Return only the number of lines in the records below where the string "arrow" shows up.
(Records supplied)
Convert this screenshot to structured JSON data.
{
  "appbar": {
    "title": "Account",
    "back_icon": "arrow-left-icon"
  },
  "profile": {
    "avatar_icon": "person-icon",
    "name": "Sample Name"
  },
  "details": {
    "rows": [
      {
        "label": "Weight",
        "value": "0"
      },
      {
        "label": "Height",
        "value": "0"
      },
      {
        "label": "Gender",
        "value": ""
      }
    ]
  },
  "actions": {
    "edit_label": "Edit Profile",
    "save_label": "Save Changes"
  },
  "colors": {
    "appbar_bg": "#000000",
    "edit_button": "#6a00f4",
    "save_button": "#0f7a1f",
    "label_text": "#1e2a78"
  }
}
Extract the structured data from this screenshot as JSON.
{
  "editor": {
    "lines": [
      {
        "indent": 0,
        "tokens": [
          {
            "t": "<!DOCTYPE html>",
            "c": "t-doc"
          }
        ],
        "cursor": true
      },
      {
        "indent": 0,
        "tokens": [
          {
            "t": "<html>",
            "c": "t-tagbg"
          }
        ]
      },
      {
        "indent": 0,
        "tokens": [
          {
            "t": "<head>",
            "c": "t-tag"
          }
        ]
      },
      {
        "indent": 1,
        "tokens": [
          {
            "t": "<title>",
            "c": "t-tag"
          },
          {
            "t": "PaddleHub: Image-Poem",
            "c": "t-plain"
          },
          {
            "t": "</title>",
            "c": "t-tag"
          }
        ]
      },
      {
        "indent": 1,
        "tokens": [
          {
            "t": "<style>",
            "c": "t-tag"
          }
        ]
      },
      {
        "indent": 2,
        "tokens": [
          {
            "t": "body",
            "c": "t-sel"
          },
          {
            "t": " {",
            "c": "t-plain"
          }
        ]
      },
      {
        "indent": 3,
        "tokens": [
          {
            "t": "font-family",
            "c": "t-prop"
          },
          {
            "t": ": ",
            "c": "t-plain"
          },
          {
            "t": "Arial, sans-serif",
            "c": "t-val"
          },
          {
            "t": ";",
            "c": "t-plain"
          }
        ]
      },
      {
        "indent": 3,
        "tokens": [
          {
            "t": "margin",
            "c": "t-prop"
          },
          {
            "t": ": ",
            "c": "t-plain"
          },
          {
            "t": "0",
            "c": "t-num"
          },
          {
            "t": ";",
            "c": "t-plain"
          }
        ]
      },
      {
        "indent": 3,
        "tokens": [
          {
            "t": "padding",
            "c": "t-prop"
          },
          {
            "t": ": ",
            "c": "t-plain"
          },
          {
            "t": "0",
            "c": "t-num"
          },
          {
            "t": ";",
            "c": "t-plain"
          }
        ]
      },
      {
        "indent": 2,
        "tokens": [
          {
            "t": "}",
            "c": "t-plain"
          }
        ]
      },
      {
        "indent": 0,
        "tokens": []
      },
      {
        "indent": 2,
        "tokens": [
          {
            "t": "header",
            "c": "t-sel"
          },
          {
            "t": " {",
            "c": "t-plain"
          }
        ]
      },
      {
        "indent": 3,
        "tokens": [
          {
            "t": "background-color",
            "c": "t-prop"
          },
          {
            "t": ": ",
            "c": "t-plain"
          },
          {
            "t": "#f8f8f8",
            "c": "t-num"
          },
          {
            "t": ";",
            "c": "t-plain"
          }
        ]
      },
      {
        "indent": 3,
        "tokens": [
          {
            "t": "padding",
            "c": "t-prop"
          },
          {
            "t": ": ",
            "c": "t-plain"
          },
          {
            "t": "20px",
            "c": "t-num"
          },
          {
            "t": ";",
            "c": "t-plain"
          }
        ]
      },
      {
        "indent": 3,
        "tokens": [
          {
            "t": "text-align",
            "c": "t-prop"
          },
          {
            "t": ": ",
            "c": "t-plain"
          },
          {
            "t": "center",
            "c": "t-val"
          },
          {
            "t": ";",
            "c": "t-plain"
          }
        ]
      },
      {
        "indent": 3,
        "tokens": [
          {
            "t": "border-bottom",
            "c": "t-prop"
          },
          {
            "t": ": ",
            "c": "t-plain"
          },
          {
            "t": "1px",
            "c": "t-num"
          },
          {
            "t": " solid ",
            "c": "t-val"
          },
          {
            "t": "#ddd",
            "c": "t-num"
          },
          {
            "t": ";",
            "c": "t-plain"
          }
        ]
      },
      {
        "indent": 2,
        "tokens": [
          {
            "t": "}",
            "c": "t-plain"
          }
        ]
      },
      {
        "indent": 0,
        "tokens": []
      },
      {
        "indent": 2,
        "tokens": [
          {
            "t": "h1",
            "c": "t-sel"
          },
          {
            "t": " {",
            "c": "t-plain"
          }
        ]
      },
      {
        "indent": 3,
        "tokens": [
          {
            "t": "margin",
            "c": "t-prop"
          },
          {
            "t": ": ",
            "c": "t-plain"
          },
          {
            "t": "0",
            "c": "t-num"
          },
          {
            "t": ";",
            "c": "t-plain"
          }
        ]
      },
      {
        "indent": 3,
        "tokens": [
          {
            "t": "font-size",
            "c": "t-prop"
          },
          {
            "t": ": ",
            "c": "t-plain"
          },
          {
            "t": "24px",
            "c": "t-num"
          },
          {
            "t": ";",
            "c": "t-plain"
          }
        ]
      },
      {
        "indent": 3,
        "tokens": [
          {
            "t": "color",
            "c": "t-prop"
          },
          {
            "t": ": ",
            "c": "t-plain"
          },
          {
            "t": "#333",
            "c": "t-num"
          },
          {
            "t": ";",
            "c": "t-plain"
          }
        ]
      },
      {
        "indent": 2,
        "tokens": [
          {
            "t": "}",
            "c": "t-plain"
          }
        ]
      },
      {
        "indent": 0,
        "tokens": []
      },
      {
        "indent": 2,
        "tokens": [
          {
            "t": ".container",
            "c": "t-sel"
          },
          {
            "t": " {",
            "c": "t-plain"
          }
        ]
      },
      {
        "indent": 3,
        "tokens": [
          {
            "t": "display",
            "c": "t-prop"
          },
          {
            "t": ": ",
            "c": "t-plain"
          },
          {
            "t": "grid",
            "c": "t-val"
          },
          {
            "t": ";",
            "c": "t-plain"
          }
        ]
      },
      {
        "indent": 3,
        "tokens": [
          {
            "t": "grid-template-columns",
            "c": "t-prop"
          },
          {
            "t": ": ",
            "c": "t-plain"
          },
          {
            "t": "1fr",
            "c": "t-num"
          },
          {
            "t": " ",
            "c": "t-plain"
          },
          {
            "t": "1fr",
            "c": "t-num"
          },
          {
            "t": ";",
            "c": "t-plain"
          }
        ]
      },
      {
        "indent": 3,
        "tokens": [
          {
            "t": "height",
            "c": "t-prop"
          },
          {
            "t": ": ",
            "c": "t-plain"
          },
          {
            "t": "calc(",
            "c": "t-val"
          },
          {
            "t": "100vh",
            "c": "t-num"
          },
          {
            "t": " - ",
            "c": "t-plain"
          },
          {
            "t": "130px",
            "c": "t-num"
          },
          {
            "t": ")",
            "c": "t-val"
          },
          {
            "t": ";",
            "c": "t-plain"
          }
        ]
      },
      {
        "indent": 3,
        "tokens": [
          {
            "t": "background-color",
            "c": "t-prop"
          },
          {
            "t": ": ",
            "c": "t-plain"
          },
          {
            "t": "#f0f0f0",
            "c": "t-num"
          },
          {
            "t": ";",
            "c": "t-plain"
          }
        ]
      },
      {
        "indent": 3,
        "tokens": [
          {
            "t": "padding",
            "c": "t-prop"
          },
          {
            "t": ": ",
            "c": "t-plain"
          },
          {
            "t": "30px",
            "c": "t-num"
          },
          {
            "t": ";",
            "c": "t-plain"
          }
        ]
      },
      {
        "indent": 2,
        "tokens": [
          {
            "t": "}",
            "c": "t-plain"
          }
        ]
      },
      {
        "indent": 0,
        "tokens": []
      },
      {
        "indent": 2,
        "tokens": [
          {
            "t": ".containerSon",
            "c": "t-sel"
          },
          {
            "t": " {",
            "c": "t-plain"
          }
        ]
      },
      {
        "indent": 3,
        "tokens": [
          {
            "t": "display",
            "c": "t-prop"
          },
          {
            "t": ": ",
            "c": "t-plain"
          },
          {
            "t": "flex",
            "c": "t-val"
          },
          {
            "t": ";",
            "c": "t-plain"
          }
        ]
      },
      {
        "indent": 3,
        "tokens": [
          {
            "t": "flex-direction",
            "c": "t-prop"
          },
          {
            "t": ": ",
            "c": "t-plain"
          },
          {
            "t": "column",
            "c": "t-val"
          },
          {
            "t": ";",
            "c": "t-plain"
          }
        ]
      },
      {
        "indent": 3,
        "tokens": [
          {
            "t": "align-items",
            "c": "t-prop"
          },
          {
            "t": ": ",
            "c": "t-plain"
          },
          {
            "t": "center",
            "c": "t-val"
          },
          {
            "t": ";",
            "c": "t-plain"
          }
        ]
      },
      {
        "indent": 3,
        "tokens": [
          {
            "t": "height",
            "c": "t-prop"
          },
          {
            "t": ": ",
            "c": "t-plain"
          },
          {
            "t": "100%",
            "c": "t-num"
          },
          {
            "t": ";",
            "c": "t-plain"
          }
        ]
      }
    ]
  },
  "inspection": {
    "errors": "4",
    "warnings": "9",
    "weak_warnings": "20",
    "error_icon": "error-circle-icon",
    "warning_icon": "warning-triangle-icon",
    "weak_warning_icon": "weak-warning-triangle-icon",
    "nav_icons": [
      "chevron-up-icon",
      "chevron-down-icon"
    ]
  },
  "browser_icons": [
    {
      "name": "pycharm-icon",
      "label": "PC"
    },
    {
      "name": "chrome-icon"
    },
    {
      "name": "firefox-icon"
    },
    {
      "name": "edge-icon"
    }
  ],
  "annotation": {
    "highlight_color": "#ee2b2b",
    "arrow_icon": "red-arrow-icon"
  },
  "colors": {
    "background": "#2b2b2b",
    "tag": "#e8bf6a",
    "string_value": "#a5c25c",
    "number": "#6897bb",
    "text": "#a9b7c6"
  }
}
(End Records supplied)
Result: 2